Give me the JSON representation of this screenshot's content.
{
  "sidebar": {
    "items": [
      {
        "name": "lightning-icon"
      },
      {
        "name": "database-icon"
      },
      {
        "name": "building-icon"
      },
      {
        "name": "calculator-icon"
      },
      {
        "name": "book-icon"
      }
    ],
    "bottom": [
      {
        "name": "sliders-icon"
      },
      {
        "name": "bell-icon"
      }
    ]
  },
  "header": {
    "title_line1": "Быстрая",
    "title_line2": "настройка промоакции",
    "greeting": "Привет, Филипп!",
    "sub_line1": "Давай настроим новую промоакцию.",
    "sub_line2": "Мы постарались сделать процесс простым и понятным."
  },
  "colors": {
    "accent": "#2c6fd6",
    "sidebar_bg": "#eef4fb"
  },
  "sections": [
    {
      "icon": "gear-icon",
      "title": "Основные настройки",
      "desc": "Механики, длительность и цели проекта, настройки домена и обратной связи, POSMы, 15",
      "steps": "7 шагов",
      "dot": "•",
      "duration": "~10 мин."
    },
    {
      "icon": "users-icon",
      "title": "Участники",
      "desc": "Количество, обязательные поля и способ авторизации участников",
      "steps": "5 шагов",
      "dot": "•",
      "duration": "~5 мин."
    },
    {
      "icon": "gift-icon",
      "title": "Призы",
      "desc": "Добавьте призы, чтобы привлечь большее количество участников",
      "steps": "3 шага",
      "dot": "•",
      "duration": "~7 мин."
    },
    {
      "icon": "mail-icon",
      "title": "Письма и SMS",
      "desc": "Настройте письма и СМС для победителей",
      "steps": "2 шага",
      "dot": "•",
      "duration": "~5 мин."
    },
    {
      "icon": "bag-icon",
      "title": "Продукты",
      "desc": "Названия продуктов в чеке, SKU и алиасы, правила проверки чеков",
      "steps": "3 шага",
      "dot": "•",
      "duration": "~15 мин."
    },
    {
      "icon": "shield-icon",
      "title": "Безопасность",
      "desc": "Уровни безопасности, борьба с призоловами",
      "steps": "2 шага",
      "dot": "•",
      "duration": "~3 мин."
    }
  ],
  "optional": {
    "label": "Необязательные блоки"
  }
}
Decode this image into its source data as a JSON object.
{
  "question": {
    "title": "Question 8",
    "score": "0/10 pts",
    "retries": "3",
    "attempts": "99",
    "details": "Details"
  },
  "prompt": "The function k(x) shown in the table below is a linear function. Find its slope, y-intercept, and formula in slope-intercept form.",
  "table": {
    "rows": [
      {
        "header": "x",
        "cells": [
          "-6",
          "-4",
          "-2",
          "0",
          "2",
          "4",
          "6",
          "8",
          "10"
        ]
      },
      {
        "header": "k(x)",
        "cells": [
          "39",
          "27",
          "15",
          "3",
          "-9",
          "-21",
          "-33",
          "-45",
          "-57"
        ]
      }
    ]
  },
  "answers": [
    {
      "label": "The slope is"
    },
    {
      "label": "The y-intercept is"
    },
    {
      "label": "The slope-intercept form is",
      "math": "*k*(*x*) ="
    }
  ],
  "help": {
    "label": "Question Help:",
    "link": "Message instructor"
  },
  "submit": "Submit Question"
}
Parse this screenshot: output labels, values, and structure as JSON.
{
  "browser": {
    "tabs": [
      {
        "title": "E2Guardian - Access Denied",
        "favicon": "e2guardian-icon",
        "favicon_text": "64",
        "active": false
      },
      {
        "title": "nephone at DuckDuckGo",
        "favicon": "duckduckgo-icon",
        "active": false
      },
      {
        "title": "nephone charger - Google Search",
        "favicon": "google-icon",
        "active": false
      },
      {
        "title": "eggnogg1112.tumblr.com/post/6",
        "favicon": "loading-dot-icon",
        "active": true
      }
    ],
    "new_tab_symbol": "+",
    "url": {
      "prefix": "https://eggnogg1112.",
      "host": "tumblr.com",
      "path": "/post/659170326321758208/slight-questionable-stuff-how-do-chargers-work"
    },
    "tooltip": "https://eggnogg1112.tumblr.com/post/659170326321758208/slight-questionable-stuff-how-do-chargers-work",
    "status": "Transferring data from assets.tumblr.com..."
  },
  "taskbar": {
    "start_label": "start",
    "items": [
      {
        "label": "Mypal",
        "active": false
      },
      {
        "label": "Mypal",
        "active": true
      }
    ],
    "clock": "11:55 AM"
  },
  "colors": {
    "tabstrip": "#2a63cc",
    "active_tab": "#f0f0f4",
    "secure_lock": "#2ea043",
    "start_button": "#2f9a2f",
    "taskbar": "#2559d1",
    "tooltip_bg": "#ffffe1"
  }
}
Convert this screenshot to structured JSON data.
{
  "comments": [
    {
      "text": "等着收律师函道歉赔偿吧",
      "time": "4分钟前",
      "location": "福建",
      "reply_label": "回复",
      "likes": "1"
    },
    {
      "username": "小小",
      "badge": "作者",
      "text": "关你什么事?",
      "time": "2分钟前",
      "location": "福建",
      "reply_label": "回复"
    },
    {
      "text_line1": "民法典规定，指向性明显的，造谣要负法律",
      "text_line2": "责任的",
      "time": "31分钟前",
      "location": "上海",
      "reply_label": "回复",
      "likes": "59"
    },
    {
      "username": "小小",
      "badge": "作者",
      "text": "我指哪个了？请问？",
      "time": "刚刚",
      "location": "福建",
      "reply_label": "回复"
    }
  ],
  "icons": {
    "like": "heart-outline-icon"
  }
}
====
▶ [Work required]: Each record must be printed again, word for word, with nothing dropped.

▶ [Response for this exercise]:
Give me the JSON representation of this screenshot's content.
{
  "sidebar": {
    "items": [
      {
        "name": "lightning-icon"
      },
      {
        "name": "database-icon"
      },
      {
        "name": "building-icon"
      },
      {
        "name": "calculator-icon"
      },
      {
        "name": "book-icon"
      }
    ],
    "bottom": [
      {
        "name": "sliders-icon"
      },
      {
        "name": "bell-icon"
      }
    ]
  },
  "header": {
    "title_line1": "Быстрая",
    "title_line2": "настройка промоакции",
    "greeting": "Привет, Филипп!",
    "sub_line1": "Давай настроим новую промоакцию.",
    "sub_line2": "Мы постарались сделать процесс простым и понятным."
  },
  "colors": {
    "accent": "#2c6fd6",
    "sidebar_bg": "#eef4fb"
  },
  "sections": [
    {
      "icon": "gear-icon",
      "title": "Основные настройки",
      "desc": "Механики, длительность и цели проекта, настройки домена и обратной связи, POSMы, 15",
      "steps": "7 шагов",
      "dot": "•",
      "duration": "~10 мин."
    },
    {
      "icon": "users-icon",
      "title": "Участники",
      "desc": "Количество, обязательные поля и способ авторизации участников",
      "steps": "5 шагов",
      "dot": "•",
      "duration": "~5 мин."
    },
    {
      "icon": "gift-icon",
      "title": "Призы",
      "desc": "Добавьте призы, чтобы привлечь большее количество участников",
      "steps": "3 шага",
      "dot": "•",
      "duration": "~7 мин."
    },
    {
      "icon": "mail-icon",
      "title": "Письма и SMS",
      "desc": "Настройте письма и СМС для победителей",
      "steps": "2 шага",
      "dot": "•",
      "duration": "~5 мин."
    },
    {
      "icon": "bag-icon",
      "title": "Продукты",
      "desc": "Названия продуктов в чеке, SKU и алиасы, правила проверки чеков",
      "steps": "3 шага",
      "dot": "•",
      "duration": "~15 мин."
    },
    {
      "icon": "shield-icon",
      "title": "Безопасность",
      "desc": "Уровни безопасности, борьба с призоловами",
      "steps": "2 шага",
      "dot": "•",
      "duration": "~3 мин."
    }
  ],
  "optional": {
    "label": "Необязательные блоки"
  }
}
Decode this image into its source data as a JSON object.
{
  "question": {
    "title": "Question 8",
    "score": "0/10 pts",
    "retries": "3",
    "attempts": "99",
    "details": "Details"
  },
  "prompt": "The function k(x) shown in the table below is a linear function. Find its slope, y-intercept, and formula in slope-intercept form.",
  "table": {
    "rows": [
      {
        "header": "x",
        "cells": [
          "-6",
          "-4",
          "-2",
          "0",
          "2",
          "4",
          "6",
          "8",
          "10"
        ]
      },
      {
        "header": "k(x)",
        "cells": [
          "39",
          "27",
          "15",
          "3",
          "-9",
          "-21",
          "-33",
          "-45",
          "-57"
        ]
      }
    ]
  },
  "answers": [
    {
      "label": "The slope is"
    },
    {
      "label": "The y-intercept is"
    },
    {
      "label": "The slope-intercept form is",
      "math": "*k*(*x*) ="
    }
  ],
  "help": {
    "label": "Question Help:",
    "link": "Message instructor"
  },
  "submit": "Submit Question"
}
Parse this screenshot: output labels, values, and structure as JSON.
{
  "browser": {
    "tabs": [
      {
        "title": "E2Guardian - Access Denied",
        "favicon": "e2guardian-icon",
        "favicon_text": "64",
        "active": false
      },
      {
        "title": "nephone at DuckDuckGo",
        "favicon": "duckduckgo-icon",
        "active": false
      },
      {
        "title": "nephone charger - Google Search",
        "favicon": "google-icon",
        "active": false
      },
      {
        "title": "eggnogg1112.tumblr.com/post/6",
        "favicon": "loading-dot-icon",
        "active": true
      }
    ],
    "new_tab_symbol": "+",
    "url": {
      "prefix": "https://eggnogg1112.",
      "host": "tumblr.com",
      "path": "/post/659170326321758208/slight-questionable-stuff-how-do-chargers-work"
    },
    "tooltip": "https://eggnogg1112.tumblr.com/post/659170326321758208/slight-questionable-stuff-how-do-chargers-work",
    "status": "Transferring data from assets.tumblr.com..."
  },
  "taskbar": {
    "start_label": "start",
    "items": [
      {
        "label": "Mypal",
        "active": false
      },
      {
        "label": "Mypal",
        "active": true
      }
    ],
    "clock": "11:55 AM"
  },
  "colors": {
    "tabstrip": "#2a63cc",
    "active_tab": "#f0f0f4",
    "secure_lock": "#2ea043",
    "start_button": "#2f9a2f",
    "taskbar": "#2559d1",
    "tooltip_bg": "#ffffe1"
  }
}
Convert this screenshot to structured JSON data.
{
  "comments": [
    {
      "text": "等着收律师函道歉赔偿吧",
      "time": "4分钟前",
      "location": "福建",
      "reply_label": "回复",
      "likes": "1"
    },
    {
      "username": "小小",
      "badge": "作者",
      "text": "关你什么事?",
      "time": "2分钟前",
      "location": "福建",
      "reply_label": "回复"
    },
    {
      "text_line1": "民法典规定，指向性明显的，造谣要负法律",
      "text_line2": "责任的",
      "time": "31分钟前",
      "location": "上海",
      "reply_label": "回复",
      "likes": "59"
    },
    {
      "username": "小小",
      "badge": "作者",
      "text": "我指哪个了？请问？",
      "time": "刚刚",
      "location": "福建",
      "reply_label": "回复"
    }
  ],
  "icons": {
    "like": "heart-outline-icon"
  }
}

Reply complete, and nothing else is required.